There are everyday challenges living with multiple myeloma while on chemo. It would be easy for me to dwell endlessly on the tasks I’m no longer able to perform, the activities that I can no longer participate in, or the permanent changes to my body due to long-term treatment. However, I believe that type of negativity would make me sad, isolated, and feeling sorry for myself.
Instead, I emphasize positivity in my life. I focus on what I can do and count each day I get out of my bed as a success. I counter chemo side effects and symptoms of my disease (both known and unknown), with a belief that cancer will not bring me down. I do fun things that make me happy. I try to laugh each day.
I like to reward myself with mental gold stars each time I do something challenging such as navigating transit successfully to visit a friend, helping someone lost with directions, or coordinating my next specialist appointment. Emphasizing my successes helps me maintain a positive outlook on life. I’m all about moving forward, at a pace that is acceptable to me.
Cancer is what I have, it is not who I am.
To recap: On Sunday, March 4th, I completed Cycle 40 Week 4. I have multiple myeloma and anemia, a rare cancer of the immune system. Multiple myeloma affects the plasma cells, a type of immune cell that produces antibodies to fight infection. These plasma cells are found in the bone marrow.
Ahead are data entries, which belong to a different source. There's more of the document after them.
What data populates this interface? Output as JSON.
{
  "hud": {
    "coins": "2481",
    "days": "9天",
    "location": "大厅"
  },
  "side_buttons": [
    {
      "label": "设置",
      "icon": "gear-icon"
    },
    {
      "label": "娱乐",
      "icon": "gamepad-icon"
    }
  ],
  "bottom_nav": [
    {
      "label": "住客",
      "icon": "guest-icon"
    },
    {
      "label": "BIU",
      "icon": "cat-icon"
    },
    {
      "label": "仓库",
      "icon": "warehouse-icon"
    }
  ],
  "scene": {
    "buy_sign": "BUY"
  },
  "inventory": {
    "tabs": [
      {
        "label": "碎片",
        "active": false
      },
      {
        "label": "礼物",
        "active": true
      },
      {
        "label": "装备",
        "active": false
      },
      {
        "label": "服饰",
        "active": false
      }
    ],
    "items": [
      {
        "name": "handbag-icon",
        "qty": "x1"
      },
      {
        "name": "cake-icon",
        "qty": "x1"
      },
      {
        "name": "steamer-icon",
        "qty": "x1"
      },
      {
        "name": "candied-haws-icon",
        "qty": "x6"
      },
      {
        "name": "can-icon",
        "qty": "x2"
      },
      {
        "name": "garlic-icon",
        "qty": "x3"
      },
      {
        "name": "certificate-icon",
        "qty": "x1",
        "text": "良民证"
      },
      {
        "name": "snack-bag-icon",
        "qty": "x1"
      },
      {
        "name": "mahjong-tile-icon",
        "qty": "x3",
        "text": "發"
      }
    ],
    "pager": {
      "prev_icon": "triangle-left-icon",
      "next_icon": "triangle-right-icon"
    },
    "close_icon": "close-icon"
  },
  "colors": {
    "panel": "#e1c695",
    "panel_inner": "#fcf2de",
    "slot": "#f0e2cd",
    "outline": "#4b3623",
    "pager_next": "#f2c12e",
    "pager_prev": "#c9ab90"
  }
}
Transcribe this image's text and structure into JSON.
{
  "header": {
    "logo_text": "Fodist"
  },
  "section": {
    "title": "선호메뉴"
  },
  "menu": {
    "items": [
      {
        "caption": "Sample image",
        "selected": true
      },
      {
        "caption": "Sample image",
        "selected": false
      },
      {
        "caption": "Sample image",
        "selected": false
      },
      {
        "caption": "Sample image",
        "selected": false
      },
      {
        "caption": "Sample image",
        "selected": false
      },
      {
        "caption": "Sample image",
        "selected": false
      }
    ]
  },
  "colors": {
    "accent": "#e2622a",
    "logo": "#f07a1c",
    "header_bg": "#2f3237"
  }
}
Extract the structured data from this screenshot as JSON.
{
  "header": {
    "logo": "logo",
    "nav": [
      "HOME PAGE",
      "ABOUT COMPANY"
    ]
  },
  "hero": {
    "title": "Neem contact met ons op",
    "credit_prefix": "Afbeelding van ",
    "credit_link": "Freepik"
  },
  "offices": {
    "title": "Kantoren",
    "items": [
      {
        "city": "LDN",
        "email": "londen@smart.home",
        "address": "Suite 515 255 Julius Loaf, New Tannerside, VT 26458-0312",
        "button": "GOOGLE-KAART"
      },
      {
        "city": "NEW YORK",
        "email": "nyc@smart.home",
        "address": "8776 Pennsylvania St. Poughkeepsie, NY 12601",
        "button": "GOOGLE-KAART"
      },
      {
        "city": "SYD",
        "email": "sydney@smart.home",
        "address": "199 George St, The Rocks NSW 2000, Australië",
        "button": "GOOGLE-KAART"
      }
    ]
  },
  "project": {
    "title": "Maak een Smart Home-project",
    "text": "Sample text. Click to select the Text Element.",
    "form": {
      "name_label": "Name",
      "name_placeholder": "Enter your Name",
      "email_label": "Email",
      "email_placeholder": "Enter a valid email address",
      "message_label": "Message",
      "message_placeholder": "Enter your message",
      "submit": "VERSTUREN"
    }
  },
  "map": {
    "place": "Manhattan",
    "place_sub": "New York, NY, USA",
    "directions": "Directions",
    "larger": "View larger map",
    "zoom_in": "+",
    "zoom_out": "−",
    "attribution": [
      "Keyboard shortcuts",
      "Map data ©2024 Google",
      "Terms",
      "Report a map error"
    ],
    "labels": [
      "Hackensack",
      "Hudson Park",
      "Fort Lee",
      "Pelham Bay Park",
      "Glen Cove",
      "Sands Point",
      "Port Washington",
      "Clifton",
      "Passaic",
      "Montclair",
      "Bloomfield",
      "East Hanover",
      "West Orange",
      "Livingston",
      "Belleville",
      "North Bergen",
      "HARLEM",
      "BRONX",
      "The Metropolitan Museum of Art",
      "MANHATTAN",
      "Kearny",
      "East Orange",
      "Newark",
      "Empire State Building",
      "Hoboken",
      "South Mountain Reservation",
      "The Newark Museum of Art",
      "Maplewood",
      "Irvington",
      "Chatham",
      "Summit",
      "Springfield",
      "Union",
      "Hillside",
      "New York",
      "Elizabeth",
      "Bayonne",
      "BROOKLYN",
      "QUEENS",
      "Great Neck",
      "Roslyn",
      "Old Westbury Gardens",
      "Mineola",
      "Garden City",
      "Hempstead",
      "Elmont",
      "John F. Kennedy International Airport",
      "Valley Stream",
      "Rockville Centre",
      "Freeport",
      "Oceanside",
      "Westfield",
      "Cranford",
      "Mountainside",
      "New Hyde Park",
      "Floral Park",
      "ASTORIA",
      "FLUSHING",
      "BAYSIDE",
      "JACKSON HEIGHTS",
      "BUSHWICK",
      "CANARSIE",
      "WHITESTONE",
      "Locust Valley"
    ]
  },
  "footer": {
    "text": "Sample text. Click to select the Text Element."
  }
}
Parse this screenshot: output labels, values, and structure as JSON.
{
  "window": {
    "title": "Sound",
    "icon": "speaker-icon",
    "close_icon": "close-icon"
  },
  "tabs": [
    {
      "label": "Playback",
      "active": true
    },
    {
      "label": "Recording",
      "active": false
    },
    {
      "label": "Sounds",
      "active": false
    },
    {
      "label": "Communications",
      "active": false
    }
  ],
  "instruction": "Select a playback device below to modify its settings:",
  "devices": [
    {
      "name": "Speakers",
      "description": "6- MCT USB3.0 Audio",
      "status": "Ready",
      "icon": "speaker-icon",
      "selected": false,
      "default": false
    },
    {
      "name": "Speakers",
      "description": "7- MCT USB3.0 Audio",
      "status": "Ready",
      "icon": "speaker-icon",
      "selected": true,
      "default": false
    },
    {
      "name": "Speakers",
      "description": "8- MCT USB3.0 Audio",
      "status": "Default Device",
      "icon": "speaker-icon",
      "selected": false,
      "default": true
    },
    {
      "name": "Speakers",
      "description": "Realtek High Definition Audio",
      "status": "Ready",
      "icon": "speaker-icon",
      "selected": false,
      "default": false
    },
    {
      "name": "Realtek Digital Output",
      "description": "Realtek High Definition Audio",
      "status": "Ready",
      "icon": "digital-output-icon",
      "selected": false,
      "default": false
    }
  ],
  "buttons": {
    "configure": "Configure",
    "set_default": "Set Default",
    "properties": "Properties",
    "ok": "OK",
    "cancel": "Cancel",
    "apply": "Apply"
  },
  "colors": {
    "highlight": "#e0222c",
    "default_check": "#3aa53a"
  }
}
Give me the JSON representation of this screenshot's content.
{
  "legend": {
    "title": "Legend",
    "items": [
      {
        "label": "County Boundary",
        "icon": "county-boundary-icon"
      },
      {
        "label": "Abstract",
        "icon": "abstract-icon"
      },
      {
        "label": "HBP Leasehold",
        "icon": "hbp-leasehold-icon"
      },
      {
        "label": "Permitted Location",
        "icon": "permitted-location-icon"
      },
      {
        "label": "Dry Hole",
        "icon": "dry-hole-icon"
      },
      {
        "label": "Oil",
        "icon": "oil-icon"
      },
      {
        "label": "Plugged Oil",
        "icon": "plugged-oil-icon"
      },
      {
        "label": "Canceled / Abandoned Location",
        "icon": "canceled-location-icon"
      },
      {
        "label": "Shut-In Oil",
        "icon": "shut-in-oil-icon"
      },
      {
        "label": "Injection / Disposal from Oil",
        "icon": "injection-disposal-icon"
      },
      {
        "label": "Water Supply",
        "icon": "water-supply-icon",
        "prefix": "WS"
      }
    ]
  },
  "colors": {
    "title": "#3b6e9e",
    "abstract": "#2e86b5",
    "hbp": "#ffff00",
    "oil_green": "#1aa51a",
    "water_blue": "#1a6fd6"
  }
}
As a blood cancer, it is incurable, but treatable. Since February 9th 2015, I have been on Pomalyst and dexamethasone chemo treatment (Pom/dex). On July 16th, my dexamethasone treatment ended, due to eye damage, reported by my Glaucoma Specialist, from long-term use. On January 9th I began Ninlaro chemo to combat steadily rising cancer levels.
Weekly chemo-inspired self-portraits can be viewed in my flickr album.